"An assessment of Iran’s conventional force capabilities and an assessment of Iran’s plans to upgrade its conventional force capabilities, including its acquisition, development, and deployment of ballistic and cruise missile capabilities, unmanned aerial vehicles,

and maritime offensive and anti-access or area denial capabilities." This is the kind of stuff you want to know if you’re developing war plans. It also requires an assessment of Iran’s "asymmetric activities," including of the IRGC (Revolutionary Guard) and Iran’s support to Hezbollah, Hamas, the Assad government in Syria and the Houthis in Yemen.

The bill’s sanctions target Iran’s ballistic missile program and the Islamic Revolutionary Guard Corps. The bill allows the president no discretion whatsoever on sanctioning the IRGC as if it were a terrorist group.

"[T]he President shall impose the sanctions described in subsection (c) with respect to the IRGC and foreign persons that are officials, agents, or affiliates of the IRGC,"

it says. The sanctions to be imposed are those authorized under Executive Order 13224 relating to the blocking of property and the prohibiting of transactions with persons who commit, threaten to commit or support terrorism. The bill also imposes sanctions under the International Emergency Economic Powers Act on persons (allegedly) responsible for human rights abuses and it imposes an arms embargo.

Iranian Foreign Ministry Spokesman Bahram Qassemi today rejected the claims made in the bill that Iran is the destabilizing factor in the Middle east, noting that it was the U.S. actions in the Middle East that eventually created Daesh and destabilized the region, reported the Tasnim News Agency.
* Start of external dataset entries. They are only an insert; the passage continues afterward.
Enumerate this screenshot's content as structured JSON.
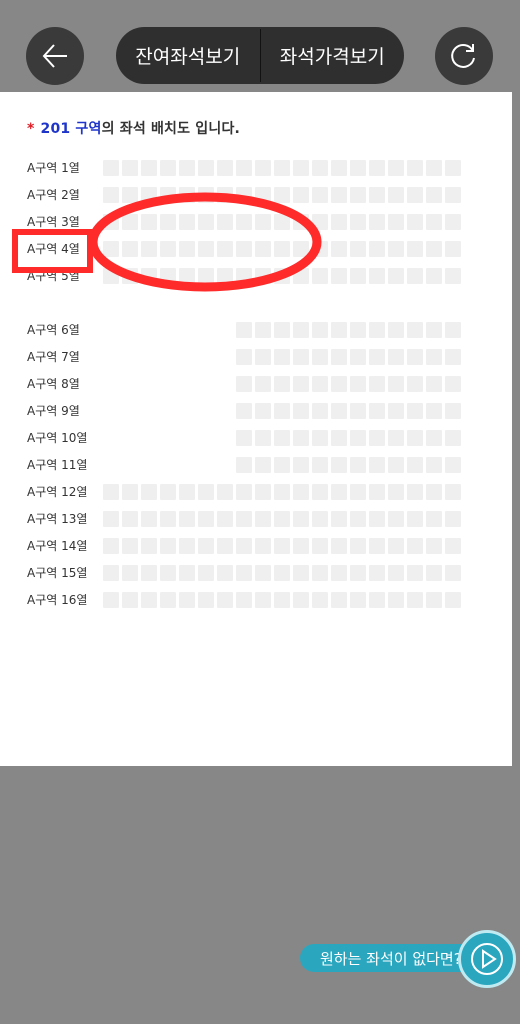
{
  "header": {
    "tabs": [
      {
        "label": "잔여좌석보기"
      },
      {
        "label": "좌석가격보기"
      }
    ]
  },
  "seatmap": {
    "heading": {
      "star": "*",
      "section": "201 구역",
      "suffix": "의 좌석 배치도 입니다."
    },
    "rows": [
      {
        "label": "A구역 1열",
        "seats": 19,
        "start": 0
      },
      {
        "label": "A구역 2열",
        "seats": 19,
        "start": 0
      },
      {
        "label": "A구역 3열",
        "seats": 19,
        "start": 0
      },
      {
        "label": "A구역 4열",
        "seats": 19,
        "start": 0
      },
      {
        "label": "A구역 5열",
        "seats": 19,
        "start": 0
      },
      {
        "label": "A구역 6열",
        "seats": 12,
        "start": 7
      },
      {
        "label": "A구역 7열",
        "seats": 12,
        "start": 7
      },
      {
        "label": "A구역 8열",
        "seats": 12,
        "start": 7
      },
      {
        "label": "A구역 9열",
        "seats": 12,
        "start": 7
      },
      {
        "label": "A구역 10열",
        "seats": 12,
        "start": 7
      },
      {
        "label": "A구역 11열",
        "seats": 12,
        "start": 7
      },
      {
        "label": "A구역 12열",
        "seats": 19,
        "start": 0
      },
      {
        "label": "A구역 13열",
        "seats": 19,
        "start": 0
      },
      {
        "label": "A구역 14열",
        "seats": 19,
        "start": 0
      },
      {
        "label": "A구역 15열",
        "seats": 19,
        "start": 0
      },
      {
        "label": "A구역 16열",
        "seats": 19,
        "start": 0
      }
    ]
  },
  "promo": {
    "label": "원하는 좌석이 없다면?"
  },
  "colors": {
    "annotation": "#ff2a2a",
    "accent": "#2aa6bf",
    "section": "#1f35c9"
  }
}
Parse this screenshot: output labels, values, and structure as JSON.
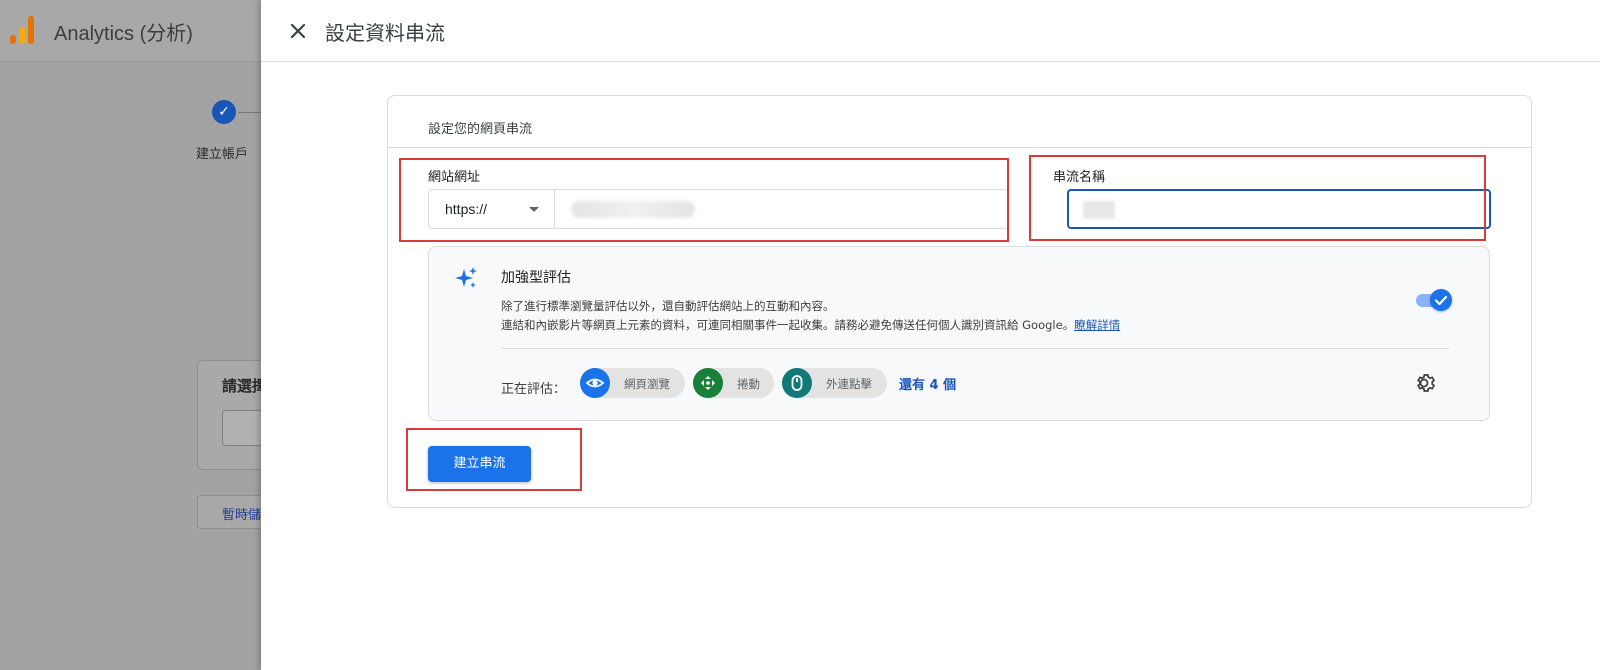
{
  "background": {
    "app_title": "Analytics (分析)",
    "step_label": "建立帳戶",
    "step_check": "✓",
    "card_title": "請選擇",
    "save_label": "暫時儲"
  },
  "panel": {
    "title": "設定資料串流",
    "card_heading": "設定您的網頁串流",
    "website_url_label": "網站網址",
    "protocol_value": "https://",
    "stream_name_label": "串流名稱",
    "enhanced": {
      "title": "加強型評估",
      "description_line1": "除了進行標準瀏覽量評估以外，還自動評估網站上的互動和內容。",
      "description_line2": "連結和內嵌影片等網頁上元素的資料，可連同相關事件一起收集。請務必避免傳送任何個人識別資訊給 Google。",
      "learn_more": "瞭解詳情",
      "toggle_on": true,
      "measuring_label": "正在評估：",
      "chips": [
        {
          "label": "網頁瀏覽",
          "icon": "eye-icon",
          "color": "#1a73e8"
        },
        {
          "label": "捲動",
          "icon": "scroll-arrows-icon",
          "color": "#188038"
        },
        {
          "label": "外連點擊",
          "icon": "mouse-icon",
          "color": "#12797a"
        }
      ],
      "more": "還有 4 個"
    },
    "create_button": "建立串流"
  },
  "colors": {
    "primary": "#1a73e8",
    "highlight_border": "#d93b3b"
  }
}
He added that the growing insecurity and extremism in the region were the results of "unwise and irresponsible" policies of the U.S. and its allies in the Middle East.

"The Islamic Republic of Iran’s missile program is in accordance with Resolution 2231 and nothing can prevent Iran from pursuing and implementing its principled policy to boost defense capabilities,"

Qassemi said. He said that if approved and implemented, the bill would undermine the successful implementation of the nuclear agreement which, he noted, is not a U.S.-Iran bilateral agreement but a multilateral agreement involving five other countries.

"Since the Islamic Republic of Iran has been fully committed to and fulfilled its obligations, as verified by the International Atomic Energy Agency and admitted by the Group 5+1, it expects other parties to the JCPOA, including the U.S. government, to follow suit,"

he said.